## [WHAT YOU ARE ASKED TO DO]
Repeat the entries exactly as they stand.

## [DATASET]

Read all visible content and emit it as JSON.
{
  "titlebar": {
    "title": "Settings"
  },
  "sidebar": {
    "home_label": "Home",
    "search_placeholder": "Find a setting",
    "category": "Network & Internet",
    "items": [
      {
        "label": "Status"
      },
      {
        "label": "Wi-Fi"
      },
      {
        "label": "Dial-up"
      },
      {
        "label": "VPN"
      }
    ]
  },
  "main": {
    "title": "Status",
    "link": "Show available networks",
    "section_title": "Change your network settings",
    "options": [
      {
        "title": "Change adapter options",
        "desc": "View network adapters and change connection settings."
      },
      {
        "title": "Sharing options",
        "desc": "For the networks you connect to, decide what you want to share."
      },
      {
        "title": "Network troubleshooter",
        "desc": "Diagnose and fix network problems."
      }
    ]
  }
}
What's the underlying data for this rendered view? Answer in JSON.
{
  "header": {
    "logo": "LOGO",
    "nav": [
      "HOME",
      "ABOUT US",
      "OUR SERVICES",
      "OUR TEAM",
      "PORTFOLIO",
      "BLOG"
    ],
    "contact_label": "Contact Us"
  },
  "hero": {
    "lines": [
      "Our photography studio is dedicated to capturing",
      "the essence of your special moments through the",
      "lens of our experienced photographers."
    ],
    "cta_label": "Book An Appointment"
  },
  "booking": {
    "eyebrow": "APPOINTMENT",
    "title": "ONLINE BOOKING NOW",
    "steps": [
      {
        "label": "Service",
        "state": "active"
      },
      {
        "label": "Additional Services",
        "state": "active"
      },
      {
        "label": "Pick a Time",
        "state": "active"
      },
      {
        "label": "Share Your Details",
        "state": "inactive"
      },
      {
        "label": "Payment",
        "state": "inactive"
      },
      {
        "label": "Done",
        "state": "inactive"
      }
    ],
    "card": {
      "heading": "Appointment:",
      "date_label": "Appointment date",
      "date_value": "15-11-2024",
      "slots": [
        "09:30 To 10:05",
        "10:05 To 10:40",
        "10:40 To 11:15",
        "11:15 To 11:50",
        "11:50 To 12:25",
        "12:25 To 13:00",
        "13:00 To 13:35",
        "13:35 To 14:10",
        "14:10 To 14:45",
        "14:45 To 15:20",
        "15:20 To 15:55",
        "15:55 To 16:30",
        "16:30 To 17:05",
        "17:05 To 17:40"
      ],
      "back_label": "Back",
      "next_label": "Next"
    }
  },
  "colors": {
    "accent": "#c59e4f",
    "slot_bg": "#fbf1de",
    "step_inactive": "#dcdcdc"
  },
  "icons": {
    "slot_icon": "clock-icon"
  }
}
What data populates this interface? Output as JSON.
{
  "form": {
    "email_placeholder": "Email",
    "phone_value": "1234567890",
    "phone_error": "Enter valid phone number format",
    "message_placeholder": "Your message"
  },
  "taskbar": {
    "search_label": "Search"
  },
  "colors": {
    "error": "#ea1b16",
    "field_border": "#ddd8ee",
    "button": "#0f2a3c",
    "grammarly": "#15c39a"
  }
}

## [SOLUTION TO THIS EXERCISE]
Read all visible content and emit it as JSON.
{
  "titlebar": {
    "title": "Settings"
  },
  "sidebar": {
    "home_label": "Home",
    "search_placeholder": "Find a setting",
    "category": "Network & Internet",
    "items": [
      {
        "label": "Status"
      },
      {
        "label": "Wi-Fi"
      },
      {
        "label": "Dial-up"
      },
      {
        "label": "VPN"
      }
    ]
  },
  "main": {
    "title": "Status",
    "link": "Show available networks",
    "section_title": "Change your network settings",
    "options": [
      {
        "title": "Change adapter options",
        "desc": "View network adapters and change connection settings."
      },
      {
        "title": "Sharing options",
        "desc": "For the networks you connect to, decide what you want to share."
      },
      {
        "title": "Network troubleshooter",
        "desc": "Diagnose and fix network problems."
      }
    ]
  }
}
What's the underlying data for this rendered view? Answer in JSON.
{
  "header": {
    "logo": "LOGO",
    "nav": [
      "HOME",
      "ABOUT US",
      "OUR SERVICES",
      "OUR TEAM",
      "PORTFOLIO",
      "BLOG"
    ],
    "contact_label": "Contact Us"
  },
  "hero": {
    "lines": [
      "Our photography studio is dedicated to capturing",
      "the essence of your special moments through the",
      "lens of our experienced photographers."
    ],
    "cta_label": "Book An Appointment"
  },
  "booking": {
    "eyebrow": "APPOINTMENT",
    "title": "ONLINE BOOKING NOW",
    "steps": [
      {
        "label": "Service",
        "state": "active"
      },
      {
        "label": "Additional Services",
        "state": "active"
      },
      {
        "label": "Pick a Time",
        "state": "active"
      },
      {
        "label": "Share Your Details",
        "state": "inactive"
      },
      {
        "label": "Payment",
        "state": "inactive"
      },
      {
        "label": "Done",
        "state": "inactive"
      }
    ],
    "card": {
      "heading": "Appointment:",
      "date_label": "Appointment date",
      "date_value": "15-11-2024",
      "slots": [
        "09:30 To 10:05",
        "10:05 To 10:40",
        "10:40 To 11:15",
        "11:15 To 11:50",
        "11:50 To 12:25",
        "12:25 To 13:00",
        "13:00 To 13:35",
        "13:35 To 14:10",
        "14:10 To 14:45",
        "14:45 To 15:20",
        "15:20 To 15:55",
        "15:55 To 16:30",
        "16:30 To 17:05",
        "17:05 To 17:40"
      ],
      "back_label": "Back",
      "next_label": "Next"
    }
  },
  "colors": {
    "accent": "#c59e4f",
    "slot_bg": "#fbf1de",
    "step_inactive": "#dcdcdc"
  },
  "icons": {
    "slot_icon": "clock-icon"
  }
}
What data populates this interface? Output as JSON.
{
  "form": {
    "email_placeholder": "Email",
    "phone_value": "1234567890",
    "phone_error": "Enter valid phone number format",
    "message_placeholder": "Your message"
  },
  "taskbar": {
    "search_label": "Search"
  },
  "colors": {
    "error": "#ea1b16",
    "field_border": "#ddd8ee",
    "button": "#0f2a3c",
    "grammarly": "#15c39a"
  }
}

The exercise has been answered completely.